The traditional underdog boxing flick gets a Korean facelift in this genre-busting box-office hit about two men searching for a little redemption. Each character's story could exist as a separate film, but by combining the two, director Ryoo Seung-wan bucks convention, dividing our loyalties between the film's two stars. Choi Min-sik ("Oldboy") and Ryoo Seung-bum ("Arahan") turn in marvelous performances. At 6 p.m. Oct. 26 and 3:45 p.m. Oct. 29, Dole Cannery.
With the glut of Asian horror movies ripping off "Ringu" and "Ju-on," it's nice to see some fresh blood in the genre. Sure, "Shutter" contains a few Asian horror clichés, but by and large, this Thai chiller delivers the scary goods. Suspenseful and well-crafted, it's an engrossing, strangely affecting thrill ride. At 10:15 p.m. Friday and 9:45 p.m. Sunday, Dole Cannery.

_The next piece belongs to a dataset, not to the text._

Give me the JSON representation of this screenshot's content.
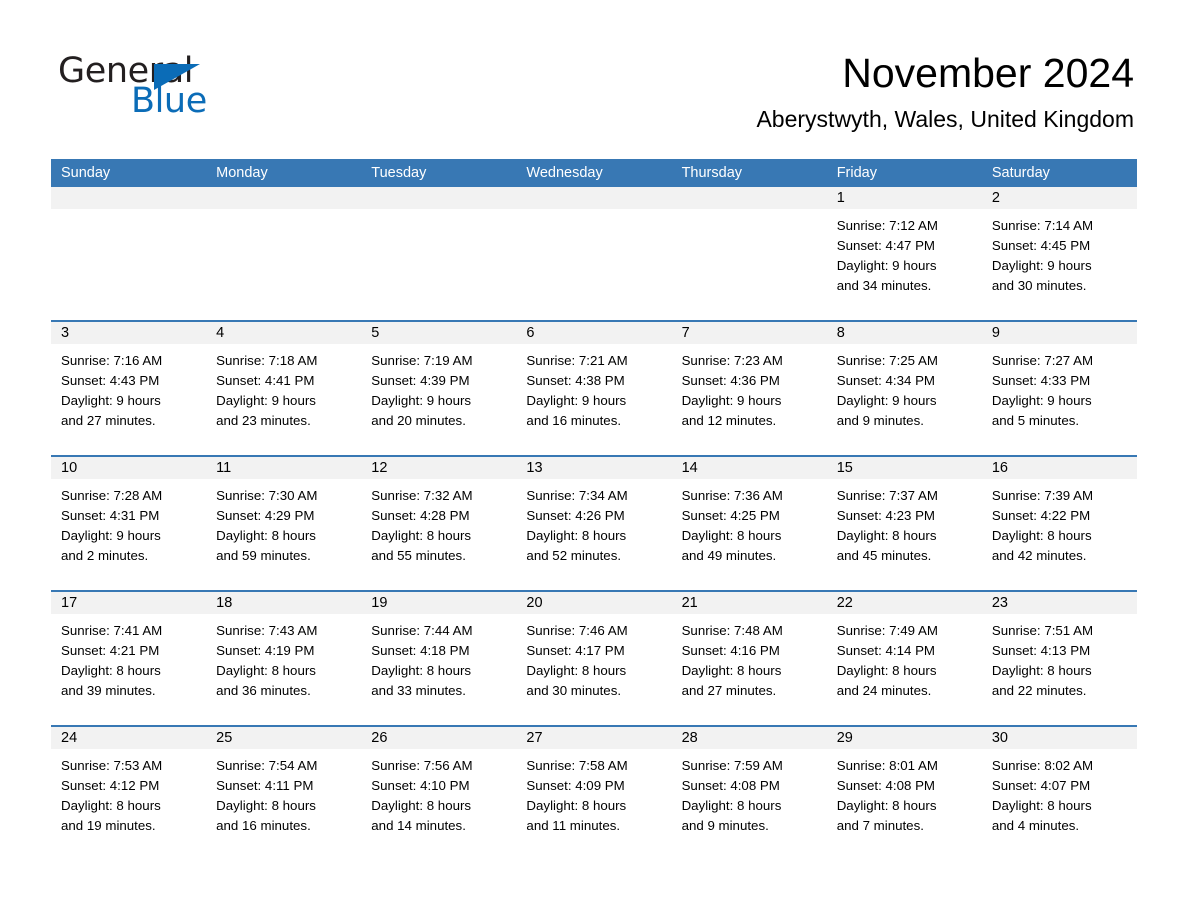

Another highly-anticipated Korean film, the one makes its world premiere at the festival. A star-studded affair featuring Jung Woo-sung from "A Moment to Remember," Im Su-jeong from "A Tale of Two Sisters" and Cha Tae-hyeon from "My Sassy Girl," director Kwon Jong-gwan's "Sad Movie" looks to be the can't-miss hit of the festival. Both the director and actor Lee Ki-woo will attend Thursday's screening and the opening-night party afterward at Gordon Biersch Brewery in Aloha Tower Marketplace. Tickets are $30 for the screening and party; $15 for just the movie. At 6:30 p.m. Thursday, 9:30 p.m. Sunday and 6 p.m. Oct. 25, Dole Cannery.
Critically-acclaimed director Fruit Chan adapts Lillian Lee's novella to the big screen. Miriam Yeung plays a washed-up actress on the prowl for some pricey dumplings that are said to possess the power to restore a woman's youth. But vanity has its price. So what's in those dumplings? Here's a hint: ever heard of "Soylent Green"? For her twisted performance as the dumpling maker, Bai Ling earned a Best Supporting Actress prize at the 41st Golden Horse Awards. She will be in attendance for the Saturday screening. At 11:59 p.m. Saturday and Oct. 28, Dole Cannery.
The star of "Crouching Tiger, Hidden Dragon" goes to Japan for this madcap tale of forbidden love from famed 1960s cult director Seijun Suzuki. The beautiful Ziyi Zhang plays a raccoon spirit who falls in love with an exiled prince (Joe Odagiri). True to Suzuki's previous work, "Princess Raccoon" is a love-it-or-hate-it affair but, at the very least, this deliriously silly Technicolor musical should prove memorable. Even so, this movie is "out there." Don't say I didn't warn you. At 1 p.m. Saturday and 3:15 p.m. Oct. 28, Dole Cannery.
"Kekexili: Mountain Patrol":
Lu Chuan, director of "The Missing Gun," steps back into the director's chair for this film that took home Best Picture honors from the Golden Horse Film Awards. Based on a true story, the film focuses on a Beijing journalist traveling with a mountain patrol as they try to nab some poachers amidst the countryside's unforgiving terrain. A terrific film. At 8 p.m. Sunday and 7:45 p.m. Oct. 26, Dole Cannery.